    1. We want to get her US citizenship – we’ve just been putting it off because of the cost and trip to the embassy. It would be great for her to have dual citizenship – it will give her so many more options when she’s older.

  18. I love that you don’t just want her to dream big but weird, such a beautiful sentiment that I can totally relate to!!!
    The guilt you feel when you get back on home soil of hiw happy everyone is together is all to real but you have to remember the benefits of the life you’re giving your little lady during these times!!
    You guys sound like you’re going to making sure she has a fantastic connection to both her American and British roots 🙂 thanks so much for sharing With #myexpatfamily

  19. Love that peanut! It must seem strange to have a British Baby but what an opportunity for an enhanced childhood having the best of both. Thanks for linking to #PoCoLo

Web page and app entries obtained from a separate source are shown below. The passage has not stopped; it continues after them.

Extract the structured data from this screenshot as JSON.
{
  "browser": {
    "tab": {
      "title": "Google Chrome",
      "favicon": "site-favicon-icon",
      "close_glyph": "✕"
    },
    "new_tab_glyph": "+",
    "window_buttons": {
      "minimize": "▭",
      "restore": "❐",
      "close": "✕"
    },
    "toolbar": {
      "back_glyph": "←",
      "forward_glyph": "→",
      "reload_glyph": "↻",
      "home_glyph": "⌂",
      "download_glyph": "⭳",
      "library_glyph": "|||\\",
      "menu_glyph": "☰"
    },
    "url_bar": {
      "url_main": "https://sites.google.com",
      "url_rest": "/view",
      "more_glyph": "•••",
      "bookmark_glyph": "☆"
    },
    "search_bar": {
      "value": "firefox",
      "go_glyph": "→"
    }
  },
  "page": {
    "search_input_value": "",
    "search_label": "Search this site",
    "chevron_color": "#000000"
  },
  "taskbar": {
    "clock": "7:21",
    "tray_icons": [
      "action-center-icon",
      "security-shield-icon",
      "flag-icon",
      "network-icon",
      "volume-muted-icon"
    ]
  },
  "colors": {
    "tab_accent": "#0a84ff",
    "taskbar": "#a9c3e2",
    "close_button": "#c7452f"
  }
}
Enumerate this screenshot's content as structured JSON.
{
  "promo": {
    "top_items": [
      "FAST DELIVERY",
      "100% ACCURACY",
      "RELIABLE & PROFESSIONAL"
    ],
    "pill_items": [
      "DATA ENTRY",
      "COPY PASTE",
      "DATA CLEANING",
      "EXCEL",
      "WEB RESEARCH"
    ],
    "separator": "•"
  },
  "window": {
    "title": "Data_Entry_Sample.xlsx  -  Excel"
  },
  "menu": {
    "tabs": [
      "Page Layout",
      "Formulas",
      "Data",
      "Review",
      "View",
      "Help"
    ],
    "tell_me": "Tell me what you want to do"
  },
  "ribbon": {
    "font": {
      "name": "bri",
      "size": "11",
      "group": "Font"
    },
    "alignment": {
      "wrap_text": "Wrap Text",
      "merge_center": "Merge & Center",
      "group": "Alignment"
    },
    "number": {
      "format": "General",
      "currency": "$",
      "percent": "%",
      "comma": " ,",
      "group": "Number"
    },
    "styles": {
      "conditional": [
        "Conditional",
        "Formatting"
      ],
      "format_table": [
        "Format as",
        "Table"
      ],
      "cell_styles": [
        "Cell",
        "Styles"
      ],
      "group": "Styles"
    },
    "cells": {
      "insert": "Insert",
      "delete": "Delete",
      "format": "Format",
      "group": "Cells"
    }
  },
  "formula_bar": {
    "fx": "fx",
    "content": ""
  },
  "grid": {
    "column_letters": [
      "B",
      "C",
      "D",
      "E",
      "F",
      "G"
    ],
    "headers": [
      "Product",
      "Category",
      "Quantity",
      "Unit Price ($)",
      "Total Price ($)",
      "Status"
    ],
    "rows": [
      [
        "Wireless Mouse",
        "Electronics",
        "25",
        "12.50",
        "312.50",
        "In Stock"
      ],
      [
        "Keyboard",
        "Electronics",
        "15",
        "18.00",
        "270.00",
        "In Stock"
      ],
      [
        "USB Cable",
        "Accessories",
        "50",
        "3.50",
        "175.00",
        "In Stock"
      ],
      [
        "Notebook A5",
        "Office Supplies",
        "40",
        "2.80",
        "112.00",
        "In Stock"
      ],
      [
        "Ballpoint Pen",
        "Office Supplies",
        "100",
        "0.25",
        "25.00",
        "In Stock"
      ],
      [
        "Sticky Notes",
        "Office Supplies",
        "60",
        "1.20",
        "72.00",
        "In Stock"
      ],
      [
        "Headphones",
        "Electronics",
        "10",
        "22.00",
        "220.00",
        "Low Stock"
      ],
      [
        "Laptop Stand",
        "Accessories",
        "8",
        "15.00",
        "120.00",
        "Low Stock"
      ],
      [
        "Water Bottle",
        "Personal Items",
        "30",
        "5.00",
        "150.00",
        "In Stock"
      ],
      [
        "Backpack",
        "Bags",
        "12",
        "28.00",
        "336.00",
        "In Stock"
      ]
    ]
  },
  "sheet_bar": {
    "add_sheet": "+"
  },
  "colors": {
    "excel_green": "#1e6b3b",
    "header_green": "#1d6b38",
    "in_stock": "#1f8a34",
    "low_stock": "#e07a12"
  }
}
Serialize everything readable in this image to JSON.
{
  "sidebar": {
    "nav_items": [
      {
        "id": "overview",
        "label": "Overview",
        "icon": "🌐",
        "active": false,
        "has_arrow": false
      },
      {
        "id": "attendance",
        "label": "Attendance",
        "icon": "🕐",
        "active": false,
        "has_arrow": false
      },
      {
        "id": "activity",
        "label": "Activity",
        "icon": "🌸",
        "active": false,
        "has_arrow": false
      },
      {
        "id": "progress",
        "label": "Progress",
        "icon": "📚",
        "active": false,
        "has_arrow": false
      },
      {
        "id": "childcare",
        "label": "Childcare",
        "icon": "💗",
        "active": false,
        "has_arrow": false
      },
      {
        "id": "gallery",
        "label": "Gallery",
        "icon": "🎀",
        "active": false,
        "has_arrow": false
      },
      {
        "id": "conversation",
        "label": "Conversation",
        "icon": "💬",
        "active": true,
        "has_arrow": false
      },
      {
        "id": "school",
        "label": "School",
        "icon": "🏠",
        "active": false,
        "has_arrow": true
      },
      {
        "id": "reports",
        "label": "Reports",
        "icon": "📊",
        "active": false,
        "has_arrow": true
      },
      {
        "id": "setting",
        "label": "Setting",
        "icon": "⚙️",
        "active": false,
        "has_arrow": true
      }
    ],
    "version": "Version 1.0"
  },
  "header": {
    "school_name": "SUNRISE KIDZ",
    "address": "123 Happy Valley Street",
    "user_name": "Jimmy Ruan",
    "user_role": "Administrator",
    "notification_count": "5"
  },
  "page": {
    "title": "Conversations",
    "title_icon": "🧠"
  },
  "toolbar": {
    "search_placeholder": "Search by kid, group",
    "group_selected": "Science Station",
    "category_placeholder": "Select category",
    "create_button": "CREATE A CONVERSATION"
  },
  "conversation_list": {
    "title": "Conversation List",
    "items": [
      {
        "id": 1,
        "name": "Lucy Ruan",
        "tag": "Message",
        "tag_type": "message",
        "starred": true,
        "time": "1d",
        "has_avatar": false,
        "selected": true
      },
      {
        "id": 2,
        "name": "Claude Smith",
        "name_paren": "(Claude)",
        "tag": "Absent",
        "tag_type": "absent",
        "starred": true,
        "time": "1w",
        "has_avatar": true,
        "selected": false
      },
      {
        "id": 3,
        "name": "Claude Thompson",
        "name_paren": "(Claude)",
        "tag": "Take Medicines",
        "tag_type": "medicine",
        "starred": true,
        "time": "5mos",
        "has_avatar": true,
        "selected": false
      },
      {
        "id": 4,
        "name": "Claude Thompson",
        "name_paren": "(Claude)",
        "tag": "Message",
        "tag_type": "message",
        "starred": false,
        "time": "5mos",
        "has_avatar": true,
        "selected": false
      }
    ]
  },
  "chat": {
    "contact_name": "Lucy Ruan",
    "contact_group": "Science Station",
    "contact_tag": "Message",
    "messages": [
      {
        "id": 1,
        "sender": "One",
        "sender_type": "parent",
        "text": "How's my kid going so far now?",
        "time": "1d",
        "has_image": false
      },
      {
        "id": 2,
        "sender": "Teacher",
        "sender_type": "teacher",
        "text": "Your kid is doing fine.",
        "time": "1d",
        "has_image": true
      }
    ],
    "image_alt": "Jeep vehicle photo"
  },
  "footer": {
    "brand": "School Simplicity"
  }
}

  20. Oooh, yes. I can relate to this in every way. As an expat mommy myself, I have experienced the challenges of sharing our American culture (beyond some of the goofy that’s in the media) and teaching that sense of dreaming big and weird (LOVE that!). Teaching this has been particularly challenging living in places where we needed to be private about our citizenship. Yet, despite these challenges, I don’t want to raise them any other way. I know that this choice means I need to parent in mindful ways that never occurred to me (and with mine being TCKs, I need to teach them skills to mitigate the grief that comes with being a TCK) and I accept the challenge. Dream big and dream weird. ❤️🇺🇸❤️ Thanks for a great post.

Leave a Reply

CommentLuv badge